Alas! 2016 is dead and things will surely get better in 2017, right? And if the world turns upside down in the next months and we all find ourselves under the martial law of THX 1138 android police officers with orange rather than chrome faces, here are 31 fantastic albums written about for you to sink your teeth into. Additionally, I've decided to use this as a place to make up for my past sins of not writing down my year-end list and try to somehow document all of the albums that have tickled my fancy since 2013, which is kind of my personal year zero.
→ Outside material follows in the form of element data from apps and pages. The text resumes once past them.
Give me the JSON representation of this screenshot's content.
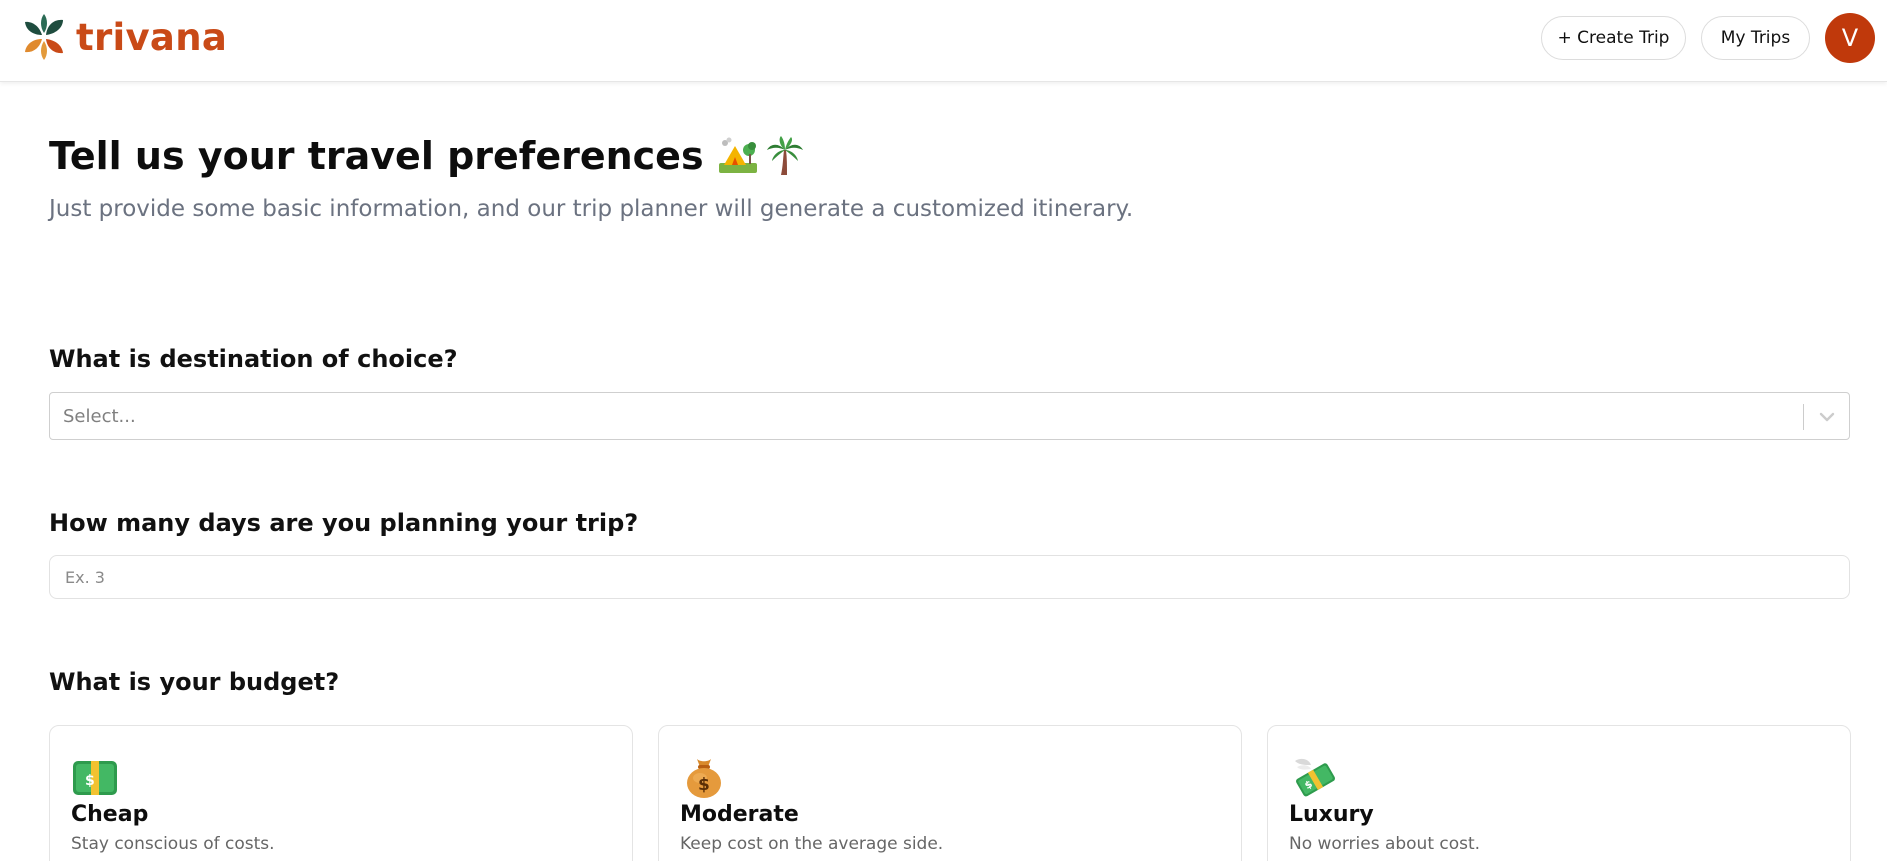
{
  "brand": {
    "name": "trivana",
    "color": "#c94a17"
  },
  "header": {
    "create_trip_label": "+ Create Trip",
    "my_trips_label": "My Trips",
    "avatar_initial": "V",
    "avatar_color": "#c0390b"
  },
  "page": {
    "title": "Tell us your travel preferences",
    "title_icons": [
      "camping-icon",
      "palm-tree-icon"
    ],
    "subtitle": "Just provide some basic information, and our trip planner will generate a customized itinerary."
  },
  "form": {
    "destination": {
      "label": "What is destination of choice?",
      "placeholder": "Select..."
    },
    "days": {
      "label": "How many days are you planning your trip?",
      "placeholder": "Ex. 3",
      "value": ""
    },
    "budget": {
      "label": "What is your budget?",
      "options": [
        {
          "title": "Cheap",
          "description": "Stay conscious of costs.",
          "icon": "dollar-banknote-icon"
        },
        {
          "title": "Moderate",
          "description": "Keep cost on the average side.",
          "icon": "money-bag-icon"
        },
        {
          "title": "Luxury",
          "description": "No worries about cost.",
          "icon": "money-with-wings-icon"
        }
      ]
    }
  }
}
So dig in, critique my writing, and most importantly, allow each of these albums to take you on an algorithmically-enhanced trip through the annals of good music.Read More
Continuing on from our review of Lorenzo Senni's Persona, we go from new guard to old guard in the rave revivalist trope as we take a deep look at Burial's rather slight holiday offering in the form of the surprise single "Young Death" b/w "Nightmarket." Taking this as an opportunity to assess Burial's singular evolution as a producer and composer over the past five years, we travel all the way from "Street Halo" to this most recent release to take stock of where we just might be in terms of getting to that mythical third album.Read More
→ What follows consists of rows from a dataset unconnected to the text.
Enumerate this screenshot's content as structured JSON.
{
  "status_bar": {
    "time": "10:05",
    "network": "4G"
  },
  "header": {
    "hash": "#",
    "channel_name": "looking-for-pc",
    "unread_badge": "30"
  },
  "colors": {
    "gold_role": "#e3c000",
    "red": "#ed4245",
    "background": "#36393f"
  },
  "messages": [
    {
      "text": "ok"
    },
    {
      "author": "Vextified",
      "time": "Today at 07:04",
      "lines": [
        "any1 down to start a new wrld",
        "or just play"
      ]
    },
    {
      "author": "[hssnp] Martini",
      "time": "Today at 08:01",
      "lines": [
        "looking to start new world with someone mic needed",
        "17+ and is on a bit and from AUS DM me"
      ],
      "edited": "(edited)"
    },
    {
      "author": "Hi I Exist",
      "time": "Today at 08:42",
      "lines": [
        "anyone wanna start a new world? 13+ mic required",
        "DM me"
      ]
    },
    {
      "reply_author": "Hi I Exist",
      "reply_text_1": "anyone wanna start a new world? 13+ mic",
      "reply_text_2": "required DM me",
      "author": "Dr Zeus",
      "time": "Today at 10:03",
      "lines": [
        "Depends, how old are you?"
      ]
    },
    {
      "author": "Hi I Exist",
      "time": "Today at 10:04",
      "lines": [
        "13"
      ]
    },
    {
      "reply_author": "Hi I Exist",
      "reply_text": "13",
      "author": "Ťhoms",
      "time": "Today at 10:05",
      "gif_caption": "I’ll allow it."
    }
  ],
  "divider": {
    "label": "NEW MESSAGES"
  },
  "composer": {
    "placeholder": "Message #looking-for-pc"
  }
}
As I start to get back in the rhythm here again, in looking for some recent singles to review, I couldn't help but turn to two I've recently bought that have both had a large deal of hype around them. Last month saw the release of "pointillist trance" practitioner and all around "rave voyeur" Lorenzo Senni's Persona EP on Warp, placing him in the company of such synth maximalists as OPN and Rustie and he responds in kind, extrapolating on his austere trance reductions to create miniaturized and weightless dance music symphonies. On the other hand, one of the most influential and enigmatic electronic producers of the past decade, Burial, has gone and it again in surprise releasing his third holiday-timed EP. Unlike his past two efforts, this one is likely to leave people disappointed because while it sees the producer continuing to push his sound and compositional style forward, it also sees him failing to take into account the inspired sequencing that helped add a serious heft to his previous two- and three-track releases.
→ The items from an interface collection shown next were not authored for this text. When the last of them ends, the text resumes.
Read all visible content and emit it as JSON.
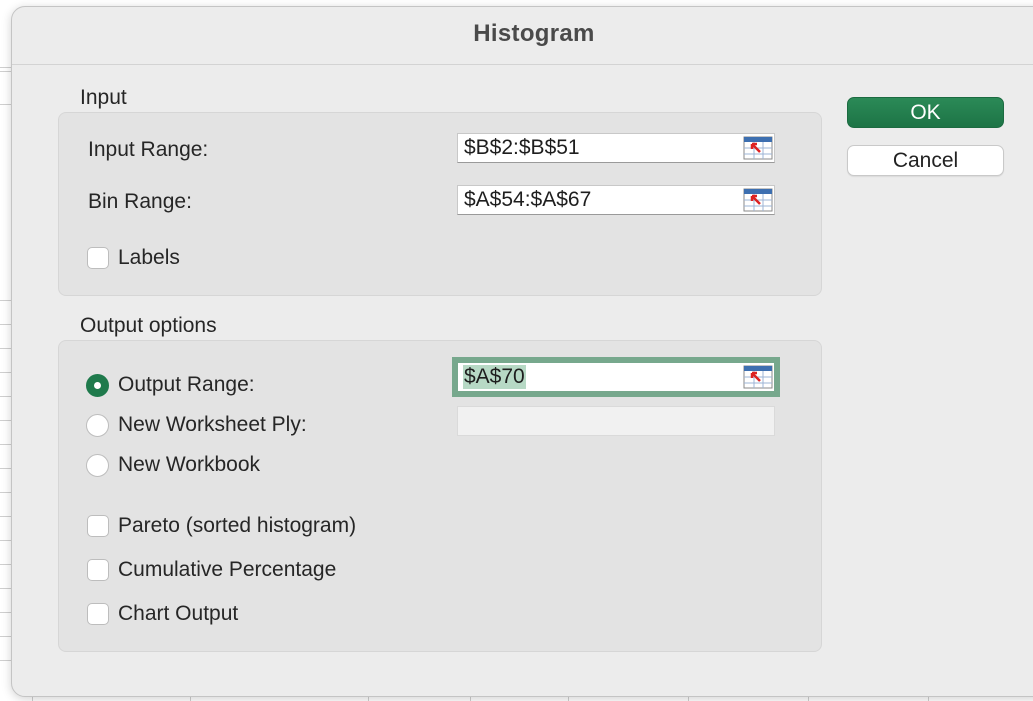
{
  "dialog": {
    "title": "Histogram"
  },
  "input": {
    "group_label": "Input",
    "input_range": {
      "label": "Input Range:",
      "value": "$B$2:$B$51"
    },
    "bin_range": {
      "label": "Bin Range:",
      "value": "$A$54:$A$67"
    },
    "labels_checkbox": {
      "label": "Labels",
      "checked": false
    }
  },
  "output": {
    "group_label": "Output options",
    "output_range": {
      "label": "Output Range:",
      "value": "$A$70",
      "selected": true
    },
    "new_worksheet_ply": {
      "label": "New Worksheet Ply:",
      "value": "",
      "selected": false
    },
    "new_workbook": {
      "label": "New Workbook",
      "selected": false
    },
    "pareto": {
      "label": "Pareto (sorted histogram)",
      "checked": false
    },
    "cumulative_percentage": {
      "label": "Cumulative Percentage",
      "checked": false
    },
    "chart_output": {
      "label": "Chart Output",
      "checked": false
    }
  },
  "buttons": {
    "ok": "OK",
    "cancel": "Cancel"
  },
  "icons": {
    "range_selector": "collapse-dialog-icon"
  },
  "colors": {
    "accent": "#1f7a4c",
    "focus_ring": "#77a88d"
  }
}
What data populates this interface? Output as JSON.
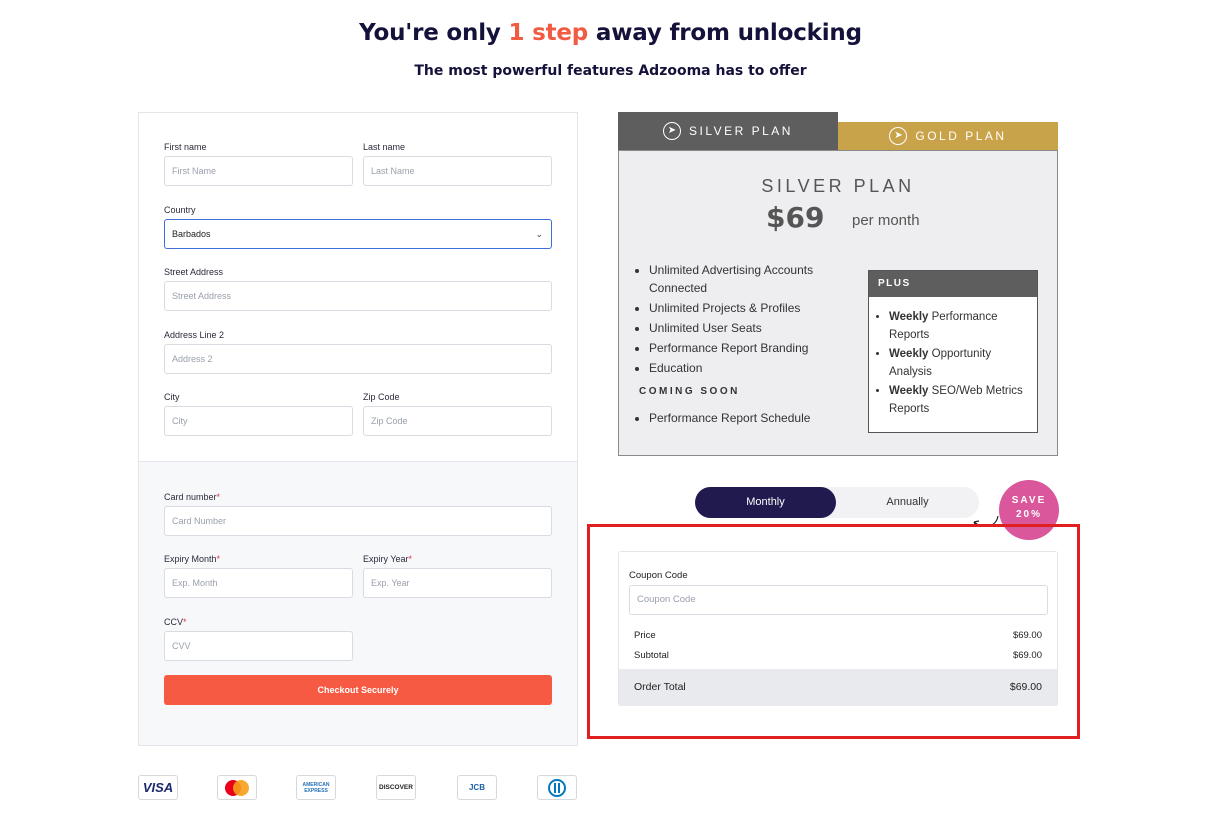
{
  "header": {
    "title_prefix": "You're only",
    "title_accent": "1 step",
    "title_suffix": "away from unlocking",
    "subtitle": "The most powerful features Adzooma has to offer"
  },
  "form": {
    "first_name": {
      "label": "First name",
      "placeholder": "First Name"
    },
    "last_name": {
      "label": "Last name",
      "placeholder": "Last Name"
    },
    "country": {
      "label": "Country",
      "value": "Barbados"
    },
    "street": {
      "label": "Street Address",
      "placeholder": "Street Address"
    },
    "address2": {
      "label": "Address Line 2",
      "placeholder": "Address 2"
    },
    "city": {
      "label": "City",
      "placeholder": "City"
    },
    "zip": {
      "label": "Zip Code",
      "placeholder": "Zip Code"
    },
    "card_number": {
      "label": "Card number",
      "placeholder": "Card Number"
    },
    "expiry_month": {
      "label": "Expiry Month",
      "placeholder": "Exp. Month"
    },
    "expiry_year": {
      "label": "Expiry Year",
      "placeholder": "Exp. Year"
    },
    "ccv": {
      "label": "CCV",
      "placeholder": "CVV"
    },
    "required_mark": "*",
    "checkout_label": "Checkout Securely"
  },
  "card_logos": [
    "VISA",
    "mastercard",
    "AMERICAN EXPRESS",
    "DISCOVER",
    "JCB",
    "Diners"
  ],
  "plans": {
    "tabs": [
      {
        "label": "SILVER PLAN",
        "color": "#5e5e5e"
      },
      {
        "label": "GOLD PLAN",
        "color": "#c9a34a"
      }
    ],
    "selected": {
      "title": "SILVER PLAN",
      "price": "$69",
      "period": "per month",
      "features": [
        "Unlimited Advertising Accounts Connected",
        "Unlimited Projects & Profiles",
        "Unlimited User Seats",
        "Performance Report Branding",
        "Education"
      ],
      "coming_soon_heading": "COMING SOON",
      "coming_soon": [
        "Performance Report Schedule"
      ],
      "plus_heading": "PLUS",
      "plus": [
        {
          "bold": "Weekly",
          "rest": " Performance Reports"
        },
        {
          "bold": "Weekly",
          "rest": " Opportunity Analysis"
        },
        {
          "bold": "Weekly",
          "rest": " SEO/Web Metrics Reports"
        }
      ]
    }
  },
  "billing_toggle": {
    "monthly": "Monthly",
    "annually": "Annually",
    "active": "Monthly",
    "save_line1": "SAVE",
    "save_line2": "20%"
  },
  "summary": {
    "coupon_label": "Coupon Code",
    "coupon_placeholder": "Coupon Code",
    "price_label": "Price",
    "price_value": "$69.00",
    "subtotal_label": "Subtotal",
    "subtotal_value": "$69.00",
    "total_label": "Order Total",
    "total_value": "$69.00"
  },
  "colors": {
    "accent": "#f25b43",
    "button": "#f75a43",
    "navy": "#201a4e",
    "badge": "#d9579a",
    "highlight": "#e02020"
  }
}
But more importantly, ten years on from Burial's first self-titled album and with the ten-year anniversary of his rave requiem Untrue due up next year, it strikes this writer as more than a little strange that we're having more or less the same discussion about music and memory that we were ten years ago. Thus, rather than do my typical crammed two-reviews-in-one approach, I'm going to post two separate pieces looking at the death and revivification of rave and just what exactly its contribution to contemporary dance music has been.Read More